WSJ: Google Has Even Bigger Plans for Mobile Phones

Google is preparing to bid up to $4.6 billion on its own in the upcoming FCC spectrum auction, according to The Wall Street Journal, is a move that could position the company as a self-standing, national wireless operator. Though the company lacks experience in operating a carrier-grade network, it is running a prototype network on its campus in Mountain View, California.

  • In July 2007, Google declared its intention to bid in the upcoming auction for 700 MHz spectrum if the FCC adopts a framework requiring greater competition and consumer choice. Google outlined four criteria that it believes should be cornerstones of FCC policy regardless of who wins the spectrum at auction.

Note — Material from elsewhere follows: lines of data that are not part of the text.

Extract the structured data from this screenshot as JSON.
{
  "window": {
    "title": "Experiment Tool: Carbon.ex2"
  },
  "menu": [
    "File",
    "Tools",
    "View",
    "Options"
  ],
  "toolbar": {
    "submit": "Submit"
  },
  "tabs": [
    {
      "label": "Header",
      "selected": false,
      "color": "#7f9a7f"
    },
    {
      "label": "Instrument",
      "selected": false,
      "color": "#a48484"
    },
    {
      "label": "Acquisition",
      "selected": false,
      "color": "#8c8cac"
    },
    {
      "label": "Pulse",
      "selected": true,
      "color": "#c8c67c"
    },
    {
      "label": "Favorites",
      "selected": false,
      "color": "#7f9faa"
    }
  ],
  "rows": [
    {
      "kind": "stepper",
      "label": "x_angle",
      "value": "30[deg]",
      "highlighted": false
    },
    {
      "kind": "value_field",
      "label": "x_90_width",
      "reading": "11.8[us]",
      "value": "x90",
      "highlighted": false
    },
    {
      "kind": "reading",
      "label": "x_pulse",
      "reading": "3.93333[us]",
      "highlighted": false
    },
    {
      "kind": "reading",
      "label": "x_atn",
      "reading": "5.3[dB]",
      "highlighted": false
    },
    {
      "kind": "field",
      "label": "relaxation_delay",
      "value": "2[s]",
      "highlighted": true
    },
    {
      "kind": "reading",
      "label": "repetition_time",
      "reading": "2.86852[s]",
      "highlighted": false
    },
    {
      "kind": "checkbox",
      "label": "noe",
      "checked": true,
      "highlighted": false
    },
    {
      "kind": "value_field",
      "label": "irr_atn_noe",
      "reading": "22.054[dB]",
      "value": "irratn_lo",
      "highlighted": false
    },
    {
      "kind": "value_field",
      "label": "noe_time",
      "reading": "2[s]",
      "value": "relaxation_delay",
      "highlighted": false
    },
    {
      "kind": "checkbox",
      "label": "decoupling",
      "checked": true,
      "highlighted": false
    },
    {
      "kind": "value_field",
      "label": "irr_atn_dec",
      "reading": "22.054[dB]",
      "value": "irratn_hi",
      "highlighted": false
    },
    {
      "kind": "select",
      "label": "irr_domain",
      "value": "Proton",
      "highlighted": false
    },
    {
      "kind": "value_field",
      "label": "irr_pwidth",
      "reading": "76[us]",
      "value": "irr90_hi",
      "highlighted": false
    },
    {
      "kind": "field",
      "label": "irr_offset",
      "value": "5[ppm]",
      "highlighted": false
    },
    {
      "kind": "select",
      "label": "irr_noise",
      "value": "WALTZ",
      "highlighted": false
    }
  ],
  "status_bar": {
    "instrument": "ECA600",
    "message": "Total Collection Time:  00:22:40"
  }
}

Specifically, Google encouraged the FCC to require the adoption of four types of "open" platforms as part of the license conditions:

    * Open applications: Consumers should be able to download and utilize any software applications, content, or services they desire;

    * Open devices: Consumers should be able to utilize a handheld communications device with whatever wireless network they prefer;

    * Open services: Third parties (resellers) should be able to acquire wireless services from a 700 MHz licensee on a wholesale basis, based on reasonably nondiscriminatory commercial terms; and

    * Open networks: Third parties (like internet service providers) should be able to interconnect at any technically feasible point in a 700 MHz licensee's wireless network.

  • Sprint and Google have also previously announced an alliance focused on broadband mobile apps.

See also